WORK INSTRUCTIONS: The expected answer comprises all lines from the entries that contain the string "审批表单".

━━ INPUT RECORDS ━━

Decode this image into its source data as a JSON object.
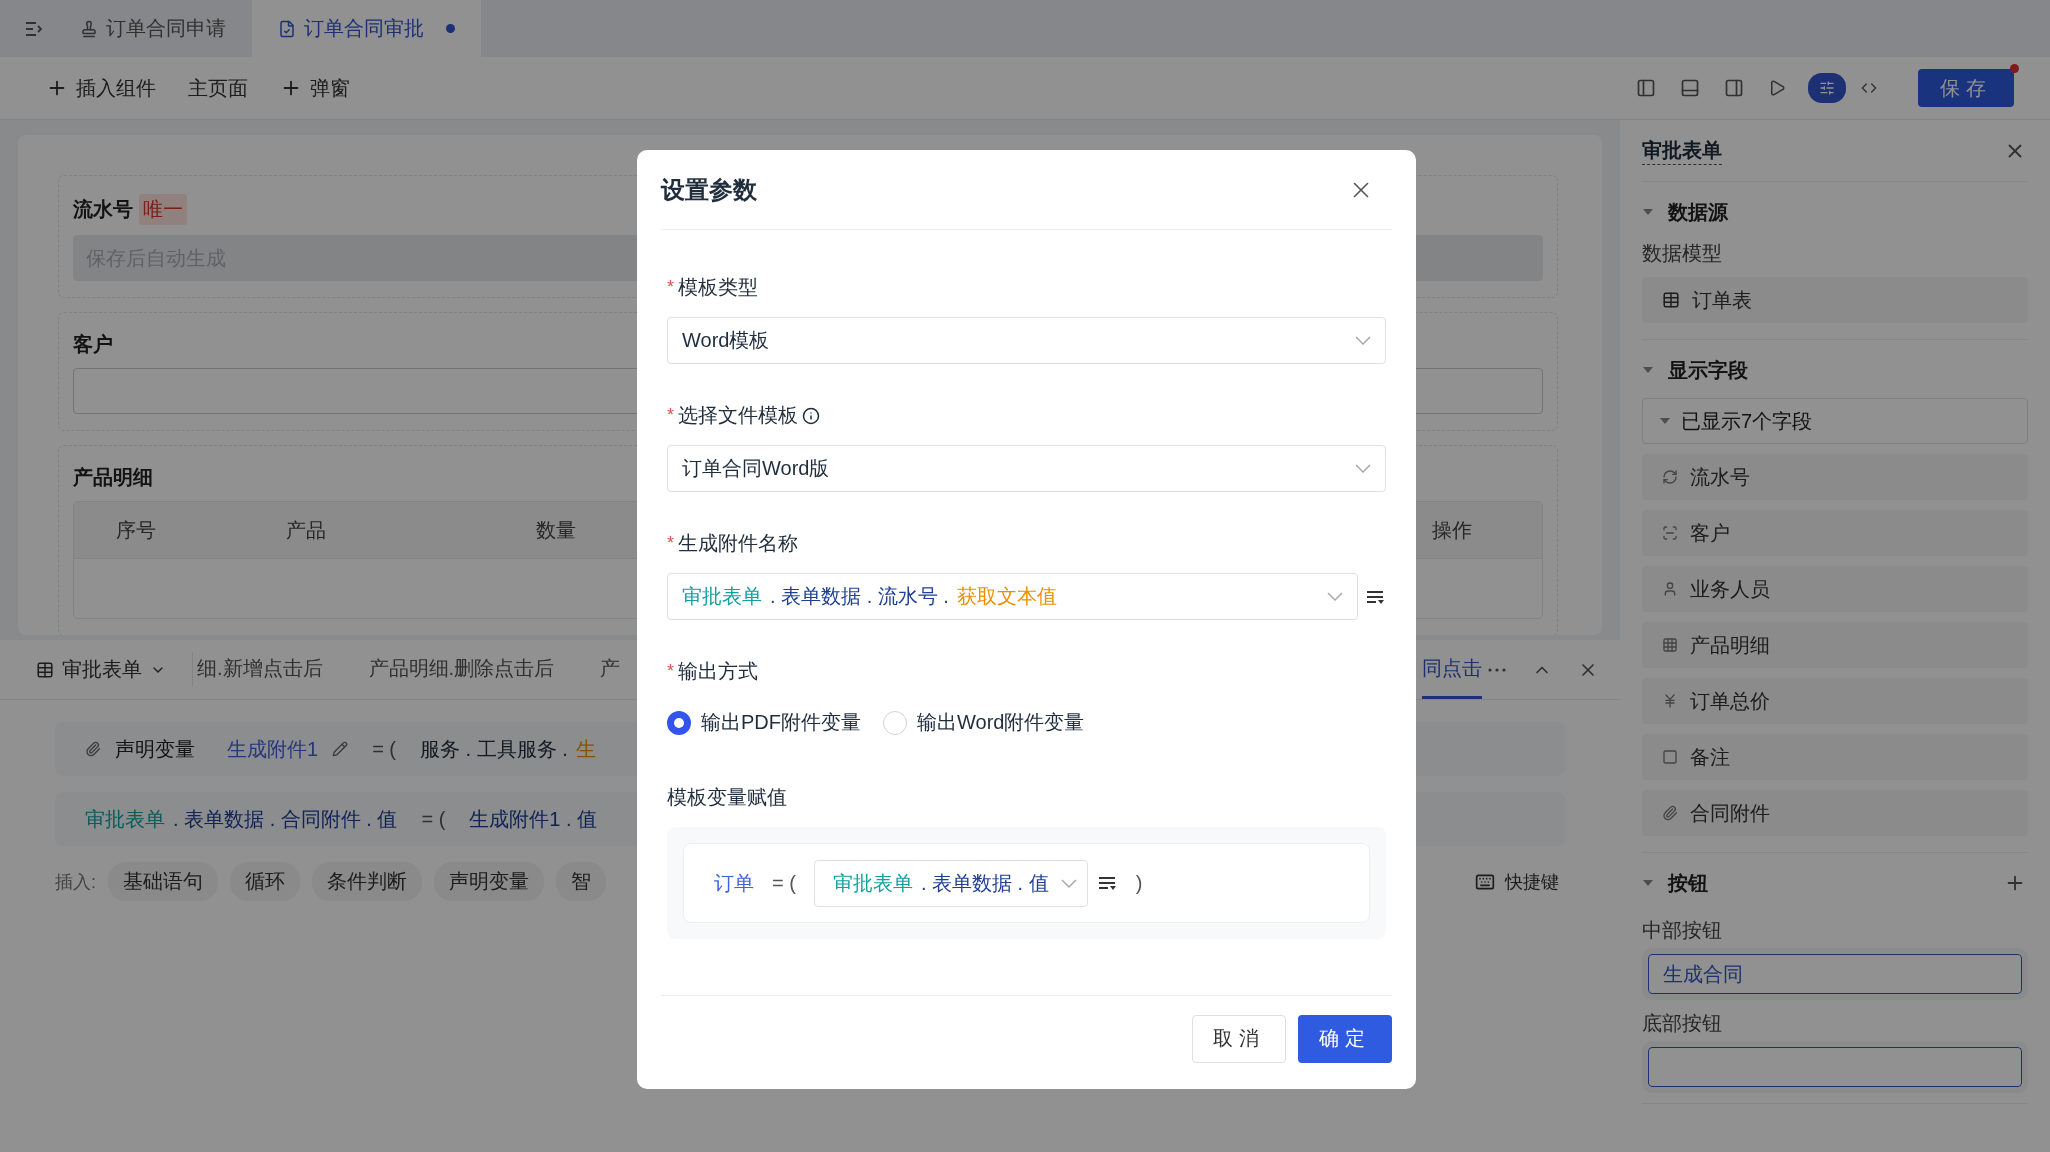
{
  "tabs": [
    {
      "label": "订单合同申请",
      "selected": false,
      "modified": false
    },
    {
      "label": "订单合同审批",
      "selected": true,
      "modified": true
    }
  ],
  "toolbar": {
    "actions": [
      {
        "label": "插入组件",
        "kind": "add"
      },
      {
        "label": "主页面",
        "kind": "plain"
      },
      {
        "label": "弹窗",
        "kind": "add"
      }
    ],
    "mode_toggle": [
      {
        "kind": "settings",
        "selected": true
      },
      {
        "kind": "code",
        "selected": false
      }
    ],
    "save": {
      "label": "保存",
      "unsaved": true
    }
  },
  "form": {
    "fields": [
      {
        "kind": "input",
        "label": "流水号",
        "tag": "唯一",
        "placeholder": "保存后自动生成",
        "disabled": true
      },
      {
        "kind": "input",
        "label": "客户",
        "disabled": false
      },
      {
        "kind": "table",
        "label": "产品明细",
        "columns": [
          "序号",
          "产品",
          "数量",
          "操作"
        ]
      }
    ]
  },
  "event_panel": {
    "component": "审批表单",
    "tabs": [
      {
        "label": "细.新增点击后",
        "selected": false
      },
      {
        "label": "产品明细.删除点击后",
        "selected": false
      },
      {
        "label": "产",
        "selected": false
      },
      {
        "label": "同点击",
        "selected": true
      }
    ],
    "statements": [
      {
        "kind": "declare",
        "keyword": "声明变量",
        "name": "生成附件1",
        "operator": "= (",
        "value": [
          {
            "text": "服务 . 工具服务 .",
            "kind": "plain"
          },
          {
            "text": "生",
            "kind": "func"
          }
        ]
      },
      {
        "kind": "assign",
        "target": [
          {
            "text": "审批表单",
            "kind": "source"
          },
          {
            "text": ". 表单数据 . 合同附件 . 值",
            "kind": "path"
          }
        ],
        "operator": "= (",
        "value": [
          {
            "text": "生成附件1 . 值",
            "kind": "path"
          }
        ]
      }
    ],
    "insert": {
      "label": "插入:",
      "chips": [
        "基础语句",
        "循环",
        "条件判断",
        "声明变量",
        "智"
      ]
    },
    "shortcut": "快捷键"
  },
  "side_panel": {
    "title": "审批表单",
    "sections": [
      {
        "kind": "data_source",
        "title": "数据源",
        "expanded": true,
        "label": "数据模型",
        "model": "订单表"
      },
      {
        "kind": "fields",
        "title": "显示字段",
        "expanded": true,
        "summary": "已显示7个字段",
        "summary_expanded": true,
        "items": [
          {
            "label": "流水号",
            "kind": "serial"
          },
          {
            "label": "客户",
            "kind": "contact"
          },
          {
            "label": "业务人员",
            "kind": "user"
          },
          {
            "label": "产品明细",
            "kind": "table"
          },
          {
            "label": "订单总价",
            "kind": "money"
          },
          {
            "label": "备注",
            "kind": "text"
          },
          {
            "label": "合同附件",
            "kind": "attachment"
          }
        ]
      },
      {
        "kind": "buttons",
        "title": "按钮",
        "expanded": true,
        "groups": [
          {
            "label": "中部按钮",
            "button": "生成合同"
          },
          {
            "label": "底部按钮"
          }
        ]
      }
    ]
  },
  "dialog": {
    "title": "设置参数",
    "fields": [
      {
        "kind": "select",
        "required": true,
        "mark": "*",
        "label": "模板类型",
        "info": false,
        "value": [
          {
            "text": "Word模板",
            "kind": "plain"
          }
        ]
      },
      {
        "kind": "select",
        "required": true,
        "mark": "*",
        "label": "选择文件模板",
        "info": true,
        "value": [
          {
            "text": "订单合同Word版",
            "kind": "plain"
          }
        ]
      },
      {
        "kind": "expression",
        "required": true,
        "mark": "*",
        "label": "生成附件名称",
        "info": false,
        "value": [
          {
            "text": "审批表单",
            "kind": "source"
          },
          {
            "text": ". 表单数据 . 流水号 .",
            "kind": "path"
          },
          {
            "text": "获取文本值",
            "kind": "func"
          }
        ]
      },
      {
        "kind": "radio",
        "required": true,
        "mark": "*",
        "label": "输出方式",
        "info": false,
        "options": [
          {
            "label": "输出PDF附件变量",
            "selected": true
          },
          {
            "label": "输出Word附件变量",
            "selected": false
          }
        ]
      },
      {
        "kind": "assignments",
        "required": false,
        "label": "模板变量赋值",
        "info": false,
        "rows": [
          {
            "name": "订单",
            "operator": "= (",
            "value": [
              {
                "text": "审批表单",
                "kind": "source"
              },
              {
                "text": ". 表单数据 . 值",
                "kind": "path"
              }
            ],
            "close": ")"
          }
        ]
      }
    ],
    "buttons": [
      {
        "label": "取消",
        "kind": "secondary"
      },
      {
        "label": "确定",
        "kind": "primary"
      }
    ]
  }
}
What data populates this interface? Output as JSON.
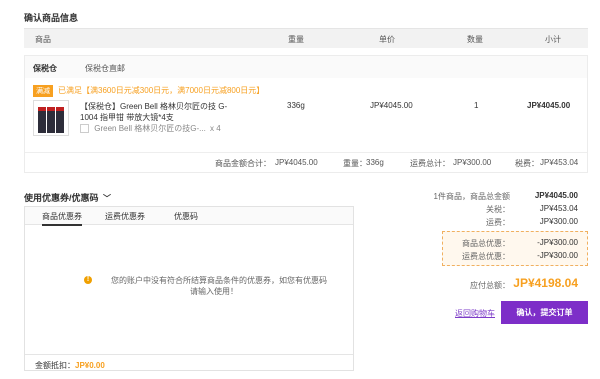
{
  "section_title": "确认商品信息",
  "table_header": {
    "product": "商品",
    "weight": "重量",
    "price": "单价",
    "quantity": "数量",
    "subtotal": "小计"
  },
  "store": {
    "name": "保税仓",
    "shipping": "保税仓直邮"
  },
  "promo": {
    "tag": "满减",
    "text": "已满足【满3600日元减300日元，满7000日元减800日元】"
  },
  "item": {
    "title_line1": "【保税仓】Green Bell 格林贝尔匠の技 G-",
    "title_line2": "1004 指甲钳 带放大镜*4支",
    "sub_title": "Green Bell 格林贝尔匠の技G-...",
    "sub_qty": "x 4",
    "weight": "336g",
    "price": "JP¥4045.00",
    "quantity": "1",
    "subtotal": "JP¥4045.00"
  },
  "subtotal_row": {
    "amount_label": "商品金额合计：",
    "amount": "JP¥4045.00",
    "weight_label": "重量：",
    "weight": "336g",
    "shipping_label": "运费总计：",
    "shipping": "JP¥300.00",
    "tax_label": "税费：",
    "tax": "JP¥453.04"
  },
  "coupon": {
    "header": "使用优惠券/优惠码",
    "tabs": [
      "商品优惠券",
      "运费优惠券",
      "优惠码"
    ],
    "notice_line1": "您的账户中没有符合所结算商品条件的优惠券，如您有优惠码",
    "notice_line2": "请输入使用！",
    "deduct_label": "金额抵扣：",
    "deduct_amount": "JP¥0.00"
  },
  "summary": {
    "items_label": "1件商品，商品总金额",
    "items_value": "JP¥4045.00",
    "tax_label": "关税：",
    "tax_value": "JP¥453.04",
    "shipping_label": "运费：",
    "shipping_value": "JP¥300.00",
    "product_discount_label": "商品总优惠：",
    "product_discount_value": "-JP¥300.00",
    "shipping_discount_label": "运费总优惠：",
    "shipping_discount_value": "-JP¥300.00",
    "total_label": "应付总额：",
    "total_value": "JP¥4198.04"
  },
  "actions": {
    "return_cart": "返回购物车",
    "confirm": "确认，提交订单"
  },
  "colors": {
    "accent": "#f7a020",
    "button": "#7d2ec8"
  }
}
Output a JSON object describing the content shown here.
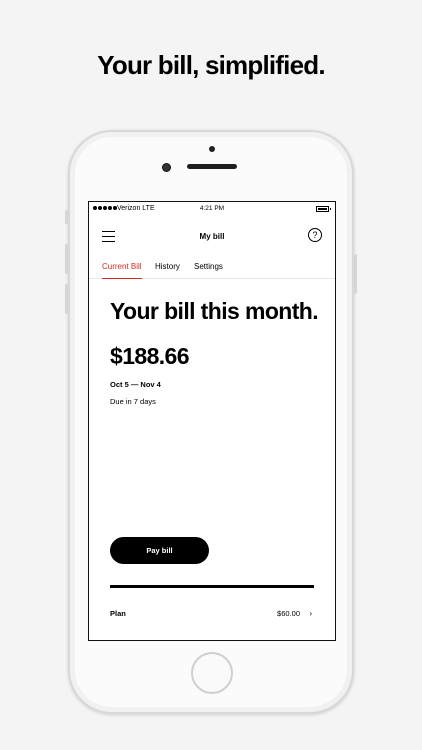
{
  "headline": "Your bill, simplified.",
  "status_bar": {
    "carrier": "Verizon  LTE",
    "time": "4:21 PM"
  },
  "nav": {
    "title": "My bill",
    "menu_icon": "hamburger-menu-icon",
    "help_icon": "question-mark-icon",
    "help_glyph": "?"
  },
  "tabs": [
    {
      "label": "Current Bill",
      "active": true
    },
    {
      "label": "History",
      "active": false
    },
    {
      "label": "Settings",
      "active": false
    }
  ],
  "bill": {
    "heading": "Your bill this month.",
    "amount": "$188.66",
    "period": "Oct 5 — Nov 4",
    "due": "Due in 7 days"
  },
  "pay_button": {
    "label": "Pay bill"
  },
  "plan": {
    "label": "Plan",
    "amount": "$60.00",
    "chevron": "›"
  },
  "colors": {
    "accent": "#d52b1e",
    "button": "#000000",
    "background": "#f4f4f4"
  }
}
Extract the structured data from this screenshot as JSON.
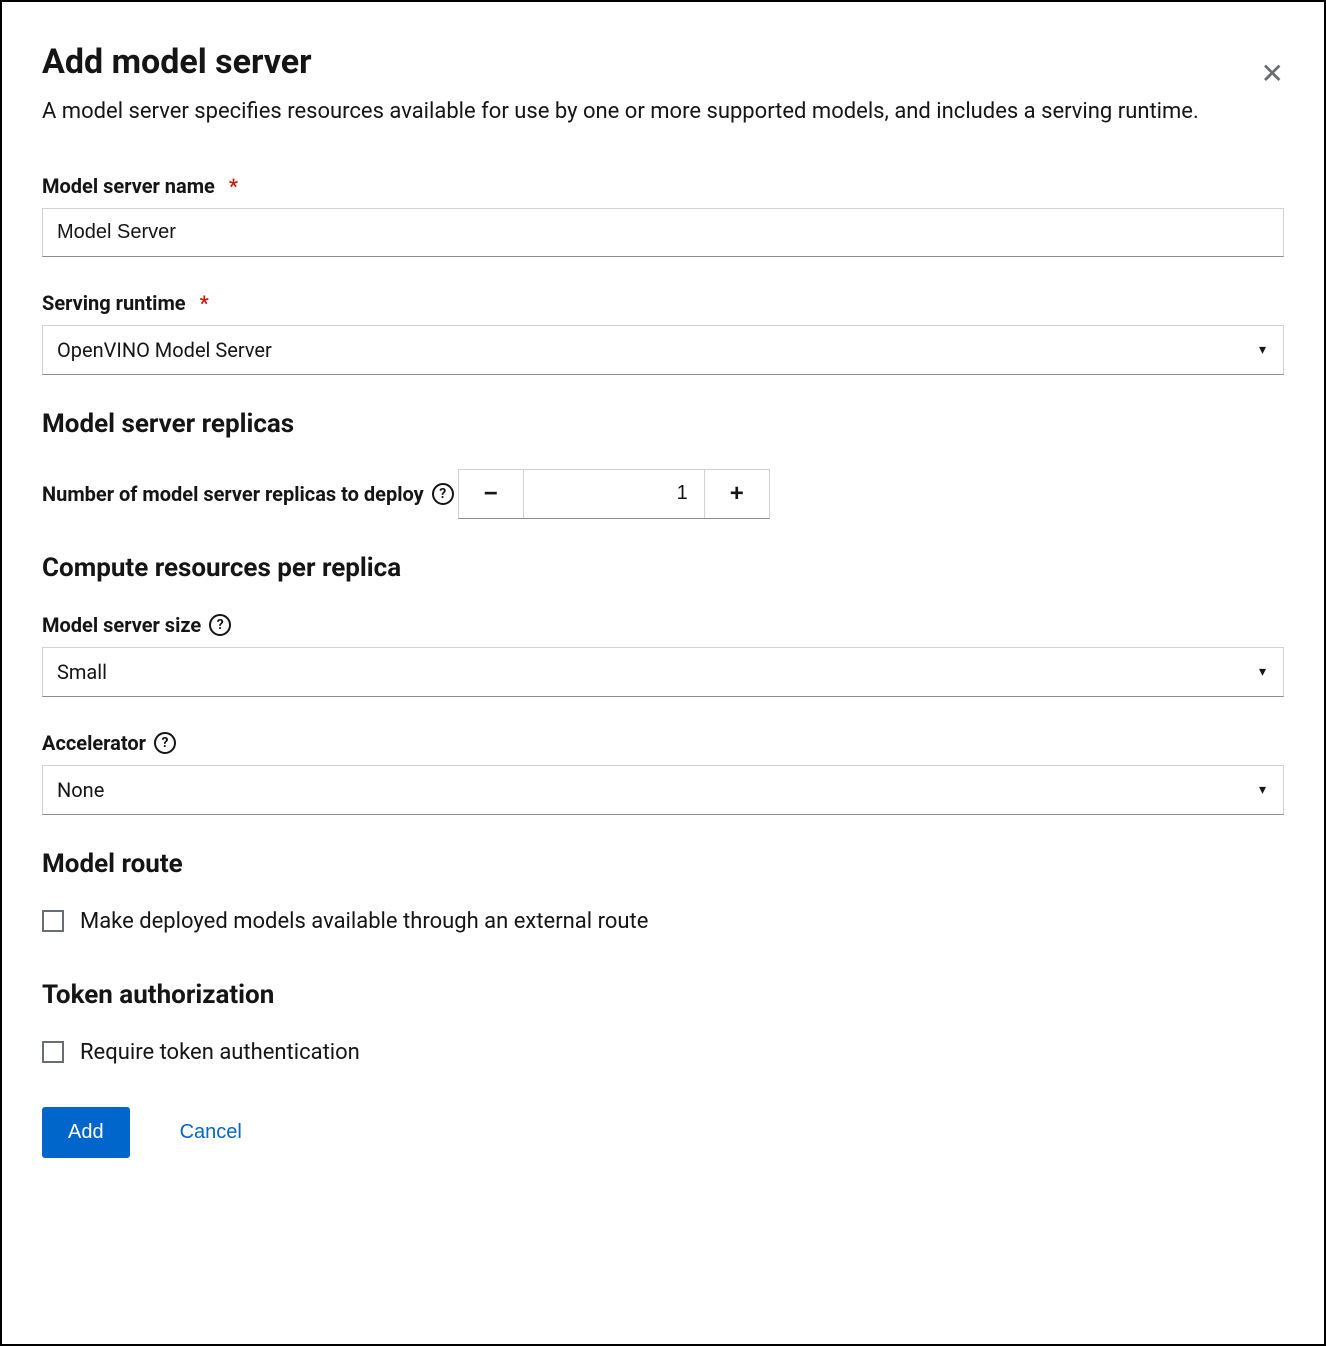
{
  "header": {
    "title": "Add model server",
    "description": "A model server specifies resources available for use by one or more supported models, and includes a serving runtime."
  },
  "fields": {
    "name_label": "Model server name",
    "name_value": "Model Server",
    "runtime_label": "Serving runtime",
    "runtime_value": "OpenVINO Model Server"
  },
  "replicas": {
    "section_title": "Model server replicas",
    "count_label": "Number of model server replicas to deploy",
    "count_value": "1"
  },
  "compute": {
    "section_title": "Compute resources per replica",
    "size_label": "Model server size",
    "size_value": "Small",
    "accel_label": "Accelerator",
    "accel_value": "None"
  },
  "route": {
    "section_title": "Model route",
    "checkbox_label": "Make deployed models available through an external route"
  },
  "auth": {
    "section_title": "Token authorization",
    "checkbox_label": "Require token authentication"
  },
  "actions": {
    "primary": "Add",
    "cancel": "Cancel"
  },
  "glyphs": {
    "help": "?",
    "minus": "−",
    "plus": "+",
    "caret": "▾",
    "close": "✕"
  }
}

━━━

ANSWER SECTION:
    "component": "审批表单",
            "text": "审批表单",
    "title": "审批表单",
            "text": "审批表单",
                "text": "审批表单",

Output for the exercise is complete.